There is a temporary towpath closure for works between Barnes Railway Bridge and The White Hart at the start of Mortlake High Street in London.
Walkers must follow the road as far as the pub.
The path improvement is just one of many planned changes in the area.
There is a scheme to turn the upstream side the railway bridge into a ‘garden bridge’. This has the support of councils on both banks and Network Rail. The local claim is that this will not cost very much unlike the one being resisted by City and Waterloo residents in central London.
A few yards further on the path passes over the Mortlake Brewery drawdock. This is where Watney’s Red Barrel was produced and more recently Budweiser. Brewing began in 1700 and ended last December. The riverside site with Victorian buildings is now due to be redeveloped for housing.
The Ship, almost as old as the brewery and once the University Boat Race finishing post, survives. It is also now a community toilet point.
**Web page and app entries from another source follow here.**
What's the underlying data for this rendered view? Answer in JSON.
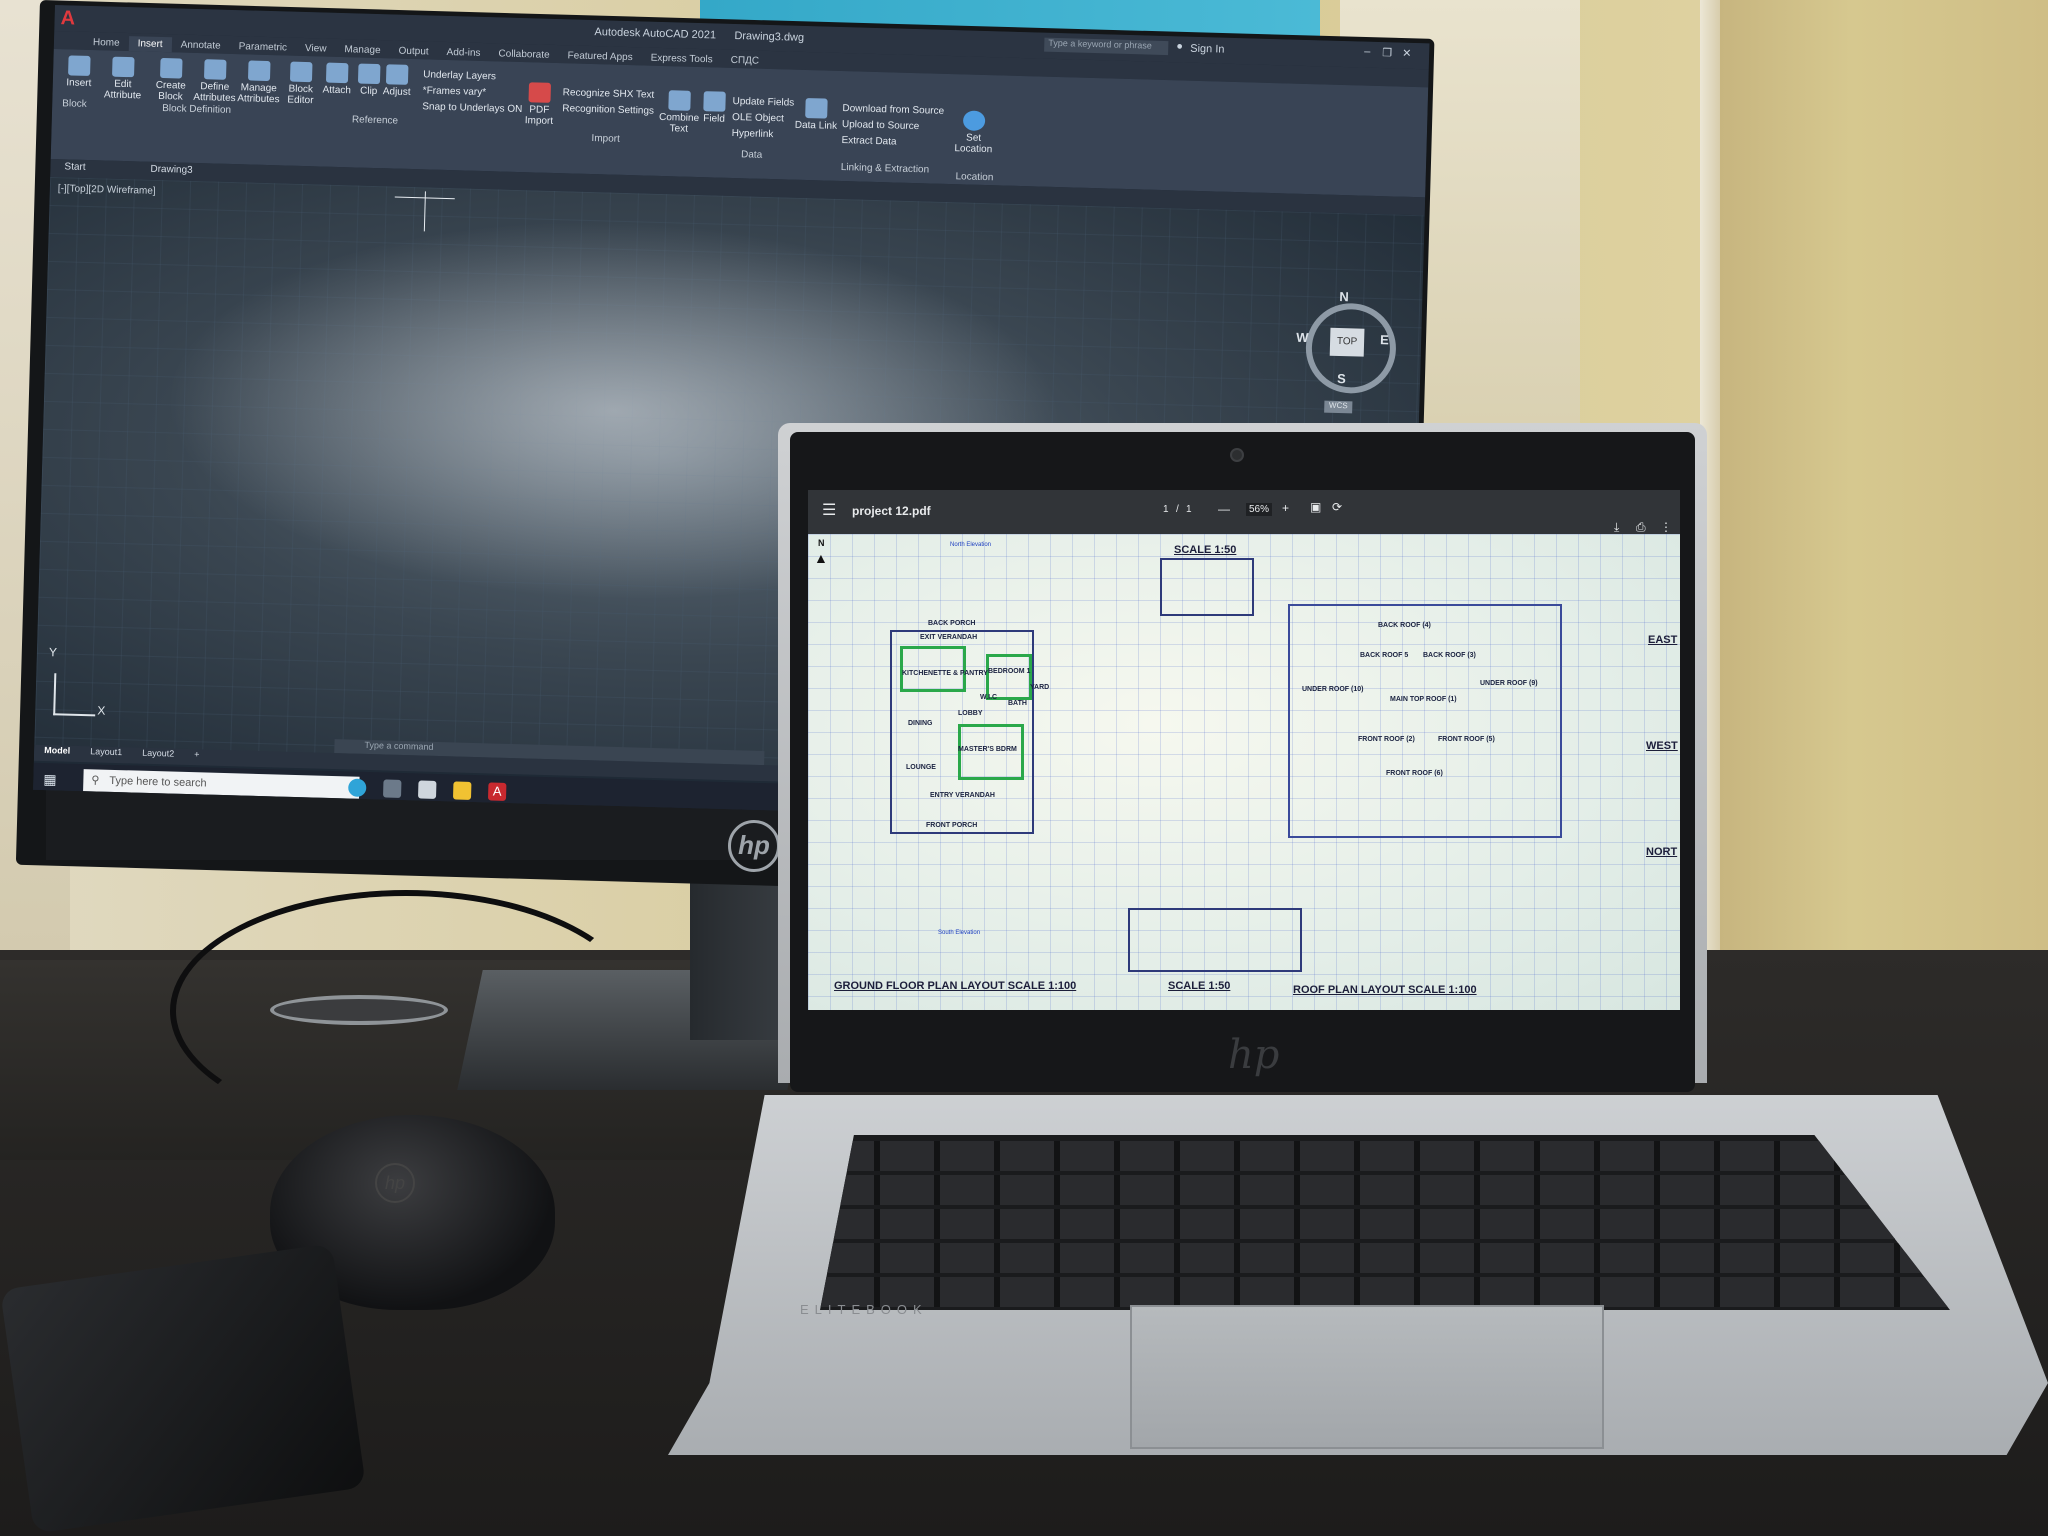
{
  "autocad": {
    "app_title": "Autodesk AutoCAD 2021",
    "file_title": "Drawing3.dwg",
    "search_placeholder": "Type a keyword or phrase",
    "sign_in": "Sign In",
    "tabs": [
      "Home",
      "Insert",
      "Annotate",
      "Parametric",
      "View",
      "Manage",
      "Output",
      "Add-ins",
      "Collaborate",
      "Featured Apps",
      "Express Tools",
      "СПДС"
    ],
    "ribbon": {
      "insert": "Insert",
      "edit_attribute": "Edit Attribute",
      "create_block": "Create Block",
      "define_attributes": "Define Attributes",
      "manage_attributes": "Manage Attributes",
      "block_editor": "Block Editor",
      "attach": "Attach",
      "clip": "Clip",
      "adjust": "Adjust",
      "underlay_layers": "Underlay Layers",
      "frames_vary": "*Frames vary*",
      "snap_to_underlays": "Snap to Underlays ON",
      "pdf_import": "PDF Import",
      "recognize_shx": "Recognize SHX Text",
      "recognition_settings": "Recognition Settings",
      "combine_text": "Combine Text",
      "field": "Field",
      "update_fields": "Update Fields",
      "ole_object": "OLE Object",
      "hyperlink": "Hyperlink",
      "data_link": "Data Link",
      "download_from_source": "Download from Source",
      "upload_to_source": "Upload to Source",
      "extract_data": "Extract Data",
      "set_location": "Set Location",
      "group_block": "Block",
      "group_block_definition": "Block Definition",
      "group_reference": "Reference",
      "group_import": "Import",
      "group_data": "Data",
      "group_linking": "Linking & Extraction",
      "group_location": "Location"
    },
    "doc_tabs": [
      "Start",
      "Drawing3"
    ],
    "viewport_label": "[-][Top][2D Wireframe]",
    "viewcube": {
      "top": "TOP",
      "n": "N",
      "s": "S",
      "e": "E",
      "w": "W",
      "wcs": "WCS"
    },
    "ucs": {
      "x": "X",
      "y": "Y"
    },
    "command_placeholder": "Type a command",
    "layout_tabs": [
      "Model",
      "Layout1",
      "Layout2"
    ],
    "add_tab": "+"
  },
  "taskbar": {
    "search_text": "Type here to search"
  },
  "pdf": {
    "filename": "project 12.pdf",
    "page_current": "1",
    "page_sep": "/",
    "page_total": "1",
    "zoom": "56%",
    "minus": "—",
    "plus": "+",
    "north": "N",
    "north_elevation": "North Elevation",
    "south_elevation": "South Elevation",
    "scale_top": "SCALE 1:50",
    "scale_bottom": "SCALE 1:50",
    "ground_floor_title": "GROUND FLOOR PLAN LAYOUT SCALE 1:100",
    "roof_plan_title": "ROOF PLAN LAYOUT SCALE 1:100",
    "east": "EAST",
    "west": "WEST",
    "north_label": "NORT",
    "rooms": [
      "BACK PORCH",
      "EXIT VERANDAH",
      "BEDROOM 1",
      "KITCHENETTE & PANTRY",
      "LOBBY",
      "W.I.C",
      "BATH",
      "DINING",
      "MASTER'S BDRM",
      "LOUNGE",
      "ENTRY VERANDAH",
      "FRONT PORCH",
      "YARD"
    ],
    "roofs": [
      "BACK ROOF (4)",
      "BACK ROOF 5",
      "BACK ROOF (3)",
      "UNDER ROOF (10)",
      "MAIN TOP ROOF (1)",
      "UNDER ROOF (9)",
      "FRONT ROOF (2)",
      "FRONT ROOF (5)",
      "FRONT ROOF (6)"
    ]
  },
  "monitor_brand": "hp",
  "laptop_brand": "hp",
  "laptop_model": "ELITEBOOK"
}
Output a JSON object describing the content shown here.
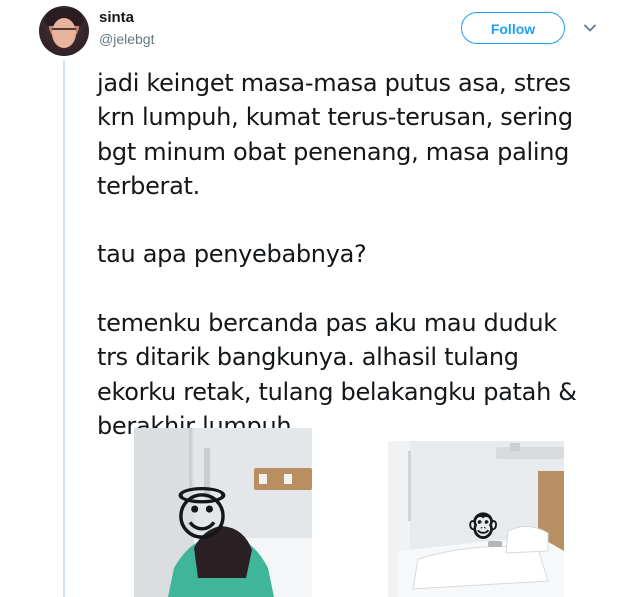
{
  "user": {
    "name": "sinta",
    "handle": "@jelebgt"
  },
  "follow": {
    "label": "Follow"
  },
  "tweet": {
    "paragraphs": [
      [
        "jadi keinget masa-masa putus asa, stres",
        "krn lumpuh, kumat terus-terusan, sering",
        "bgt minum obat penenang, masa paling",
        "terberat."
      ],
      [
        "tau apa penyebabnya?"
      ],
      [
        "temenku bercanda pas aku mau duduk",
        "trs ditarik bangkunya. alhasil tulang",
        "ekorku retak, tulang belakangku patah &",
        "berakhir lumpuh.."
      ]
    ]
  },
  "media": {
    "left_emoji": "😇",
    "right_emoji": "🐵"
  },
  "colors": {
    "accent": "#1da1f2",
    "text": "#14171a",
    "muted": "#657786",
    "thread_line": "#cce6f7"
  },
  "icons": {
    "menu": "chevron-down-icon"
  }
}
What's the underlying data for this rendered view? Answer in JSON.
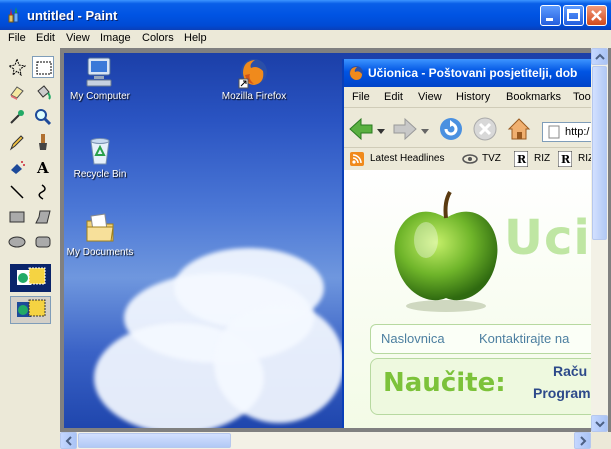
{
  "window": {
    "title": "untitled - Paint"
  },
  "menu": {
    "items": [
      "File",
      "Edit",
      "View",
      "Image",
      "Colors",
      "Help"
    ]
  },
  "toolbox": {
    "tools": [
      "free-select",
      "rect-select",
      "eraser",
      "fill",
      "color-picker",
      "magnifier",
      "pencil",
      "brush",
      "airbrush",
      "text",
      "line",
      "curve",
      "rectangle",
      "polygon",
      "ellipse",
      "rounded-rectangle"
    ],
    "selected_tool": "rect-select"
  },
  "desktop": {
    "icons": [
      {
        "label": "My Computer"
      },
      {
        "label": "Mozilla Firefox"
      },
      {
        "label": "Recycle Bin"
      },
      {
        "label": "My Documents"
      }
    ]
  },
  "browser": {
    "title": "Učionica - Poštovani posjetitelji, dob",
    "menus": [
      "File",
      "Edit",
      "View",
      "History",
      "Bookmarks",
      "Too"
    ],
    "url": "http:/",
    "bookmarks": [
      "Latest Headlines",
      "TVZ",
      "RIZ",
      "RIZ"
    ],
    "page": {
      "logo_text": "Ucio",
      "nav_links": [
        "Naslovnica",
        "Kontaktirajte na"
      ],
      "promo_title": "Naučite:",
      "promo_line1": "Raču",
      "promo_line2": "Program"
    }
  },
  "colors": {
    "titlebar": "#0054e3",
    "chrome": "#ece9d8",
    "desktop_sky": "#2a54c2",
    "promo_green": "#7cc23a"
  }
}
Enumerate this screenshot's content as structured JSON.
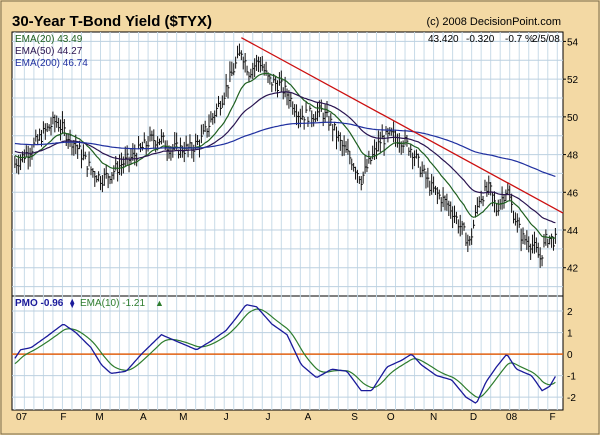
{
  "chart_data": {
    "type": "line",
    "title": "30-Year T-Bond Yield ($TYX)",
    "copyright": "(c) 2008 DecisionPoint.com",
    "quote": {
      "last": "43.420",
      "change": "-0.320",
      "pct": "-0.7 %",
      "date": "2/5/08"
    },
    "legend": [
      {
        "label": "EMA(20) 43.49",
        "color": "#1f5f1f",
        "period": 20
      },
      {
        "label": "EMA(50) 44.27",
        "color": "#2a1450",
        "period": 50
      },
      {
        "label": "EMA(200) 46.74",
        "color": "#2030a0",
        "period": 200
      }
    ],
    "price_ylim": [
      40.5,
      54.5
    ],
    "price_ticks": [
      "54",
      "52",
      "50",
      "48",
      "46",
      "44",
      "42"
    ],
    "xlim_weeks": [
      -0.3,
      57.6
    ],
    "month_labels": [
      {
        "label": "07",
        "week": 0.7
      },
      {
        "label": "F",
        "week": 5.1
      },
      {
        "label": "M",
        "week": 8.9
      },
      {
        "label": "A",
        "week": 13.5
      },
      {
        "label": "M",
        "week": 17.7
      },
      {
        "label": "J",
        "week": 22.2
      },
      {
        "label": "J",
        "week": 26.6
      },
      {
        "label": "A",
        "week": 30.8
      },
      {
        "label": "S",
        "week": 35.7
      },
      {
        "label": "O",
        "week": 39.5
      },
      {
        "label": "N",
        "week": 44.0
      },
      {
        "label": "D",
        "week": 48.2
      },
      {
        "label": "08",
        "week": 52.2
      },
      {
        "label": "F",
        "week": 56.5
      }
    ],
    "price_anchors": [
      [
        0,
        47.5
      ],
      [
        1.7,
        48.3
      ],
      [
        3.3,
        49.3
      ],
      [
        4.3,
        49.8
      ],
      [
        5.1,
        49.3
      ],
      [
        6.4,
        48.5
      ],
      [
        8,
        47.2
      ],
      [
        9.1,
        46.7
      ],
      [
        10.1,
        47
      ],
      [
        11.2,
        47.5
      ],
      [
        12.2,
        47.8
      ],
      [
        13.3,
        48.3
      ],
      [
        14.3,
        48.8
      ],
      [
        15.4,
        48.8
      ],
      [
        16.4,
        48.3
      ],
      [
        17.5,
        48.3
      ],
      [
        18.5,
        48.3
      ],
      [
        19.6,
        48.8
      ],
      [
        20.6,
        49.8
      ],
      [
        21.7,
        50.9
      ],
      [
        22.9,
        52.4
      ],
      [
        23.8,
        53.5
      ],
      [
        24.6,
        52.4
      ],
      [
        25.7,
        53
      ],
      [
        26.7,
        51.9
      ],
      [
        27.8,
        51.7
      ],
      [
        28.8,
        51.1
      ],
      [
        29.9,
        50.1
      ],
      [
        31.2,
        50.1
      ],
      [
        32.2,
        50.3
      ],
      [
        33.3,
        49.6
      ],
      [
        34.3,
        48.5
      ],
      [
        35.4,
        47.7
      ],
      [
        36.4,
        46.7
      ],
      [
        37.5,
        47.8
      ],
      [
        38.5,
        48.8
      ],
      [
        39.6,
        49
      ],
      [
        40.6,
        48.8
      ],
      [
        41.7,
        48.3
      ],
      [
        42.7,
        47.2
      ],
      [
        43.8,
        46.2
      ],
      [
        44.8,
        45.7
      ],
      [
        45.9,
        45.1
      ],
      [
        46.9,
        44.1
      ],
      [
        47.8,
        43.3
      ],
      [
        48.8,
        45.7
      ],
      [
        49.9,
        46.2
      ],
      [
        50.6,
        45.1
      ],
      [
        51.7,
        46.2
      ],
      [
        52.4,
        44.9
      ],
      [
        53.3,
        43.6
      ],
      [
        54.3,
        43.3
      ],
      [
        55.2,
        42.5
      ],
      [
        55.9,
        43.6
      ],
      [
        56.9,
        43.42
      ]
    ],
    "trendline": [
      [
        23.8,
        54.2
      ],
      [
        57.6,
        44.9
      ]
    ],
    "pmo": {
      "legend_pmo": "PMO  -0.96",
      "legend_ema": "EMA(10)  -1.21",
      "pmo_color": "#1a1a9a",
      "ema_color": "#2e7d2e",
      "zero_color": "#e06010",
      "ylim": [
        -2.6,
        2.7
      ],
      "ticks": [
        "2",
        "1",
        "0",
        "-1",
        "-2"
      ],
      "anchors": [
        [
          0,
          -0.2
        ],
        [
          0.6,
          0.2
        ],
        [
          1.7,
          0.3
        ],
        [
          3.3,
          0.8
        ],
        [
          5.1,
          1.4
        ],
        [
          6.4,
          1.0
        ],
        [
          8,
          0.3
        ],
        [
          9.1,
          -0.5
        ],
        [
          10.1,
          -0.9
        ],
        [
          11.7,
          -0.8
        ],
        [
          13.3,
          0
        ],
        [
          15.4,
          0.9
        ],
        [
          17.5,
          0.5
        ],
        [
          19.1,
          0.2
        ],
        [
          20.6,
          0.6
        ],
        [
          22.2,
          1.1
        ],
        [
          23.3,
          1.7
        ],
        [
          24.3,
          2.3
        ],
        [
          25.4,
          2.2
        ],
        [
          27,
          1.4
        ],
        [
          28.6,
          0.9
        ],
        [
          30.1,
          -0.5
        ],
        [
          31.7,
          -1.1
        ],
        [
          33.3,
          -0.7
        ],
        [
          34.9,
          -0.8
        ],
        [
          36.4,
          -1.7
        ],
        [
          37.5,
          -1.7
        ],
        [
          39.1,
          -0.6
        ],
        [
          40.6,
          -0.3
        ],
        [
          41.7,
          0
        ],
        [
          42.7,
          -0.5
        ],
        [
          44.3,
          -1.0
        ],
        [
          45.9,
          -1.2
        ],
        [
          47.4,
          -2.0
        ],
        [
          48.5,
          -2.3
        ],
        [
          49.5,
          -1.3
        ],
        [
          50.6,
          -0.6
        ],
        [
          51.7,
          0
        ],
        [
          52.7,
          -0.7
        ],
        [
          54.3,
          -1.0
        ],
        [
          55.4,
          -1.7
        ],
        [
          56.2,
          -1.5
        ],
        [
          56.9,
          -0.96
        ]
      ]
    }
  }
}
The tomb of St Edmund d’Abingdon is a dominant feature at Pontigny Abbey in Burgundy where he is called St Edme.
As the name suggests, St Edmund of Abingdon was born in Abingdon. This was about 1175 when he was known simply as Edmund Rich and lived with his parents near today’s St Edmund’s Lane off West St Helen Street.
He went to school upstream in Oxford and it in these early days that he is reputed to have had an encounter with an apparition of the Christ Child in water meadows near the River Thames.
As a priest he often stayed at Reading Abbey which may have been an overnight stop when sailing up and down the Thames but it was also a favourite place for retreat or vacation.
In 1233 he became Archbishop of Canterbury. A recent predecessor was the martyr St Thomas Becket.
Edmund is buried in the vast Abbey church in France because he died nearby in 1540 whilst on his way to Rome.
The date of his death is the 16 November which is now his feast day.
Next Sunday 13 November the Roman Catholic Bishop of Portsmouth will be at St Edmund’s Roman Catholic Church in Abingdon at 1.30pm to celebrate a Mass marking the end of the Year of Mercy. He will rededicate the Roman Catholic Portsmouth Diocese to St Edmund.
A relic of St Edmund is being brought for the occasion and at 3pm Abbot Geoffrey Scott will give a talk about Edmund.
On Wednesday St Edmund Hall at Oxford, named after Edmund of Abingdon, will be keeping St Edmund’s Day with evensong and a feast.
A diversion from the river in Rotherhithe might be about to become redundant.
At present upstream walkers, having crossed Greenland Dock, must suddenly turn inland down narrow Randall Rents because, although New Caledonian Wharf ahead has a good path, there is no walkway further on.
At the end of Randall Rents, the diversion continues past the back of The Ship & Whale pub and along Odessa Street to return to the water by way of the far side of Commercial Pier Wharf.
Southwark Council has approved a planning application for flats on the Commercial Pier Wharf. The scheme includes provision for not only a riverside path in front but also a downstream extension path across the narrow Custom House Reach to link with New Caledonian Wharf.
This would provide a continuous route by the river from Greenland Dock to Surry Docks Farm.
However, the Commercial Pier Wharf site is well-known for its red crane which would have to be removed so planning permission will only be granted if Historic England (English Heritage) decide not to list the crane.
There has been a crane on the site for at least a century. However, Southwark planners claim that the present red Scotch Derrick crane is not old at it was installed only in 1965.
Retaining the crane will require a new design for the development and a new planning hearing.
The development’s architect is Simon Hudspith who once promoted a scheme for a Thames riverside path in front of Winchester Wharf and through London Bridge.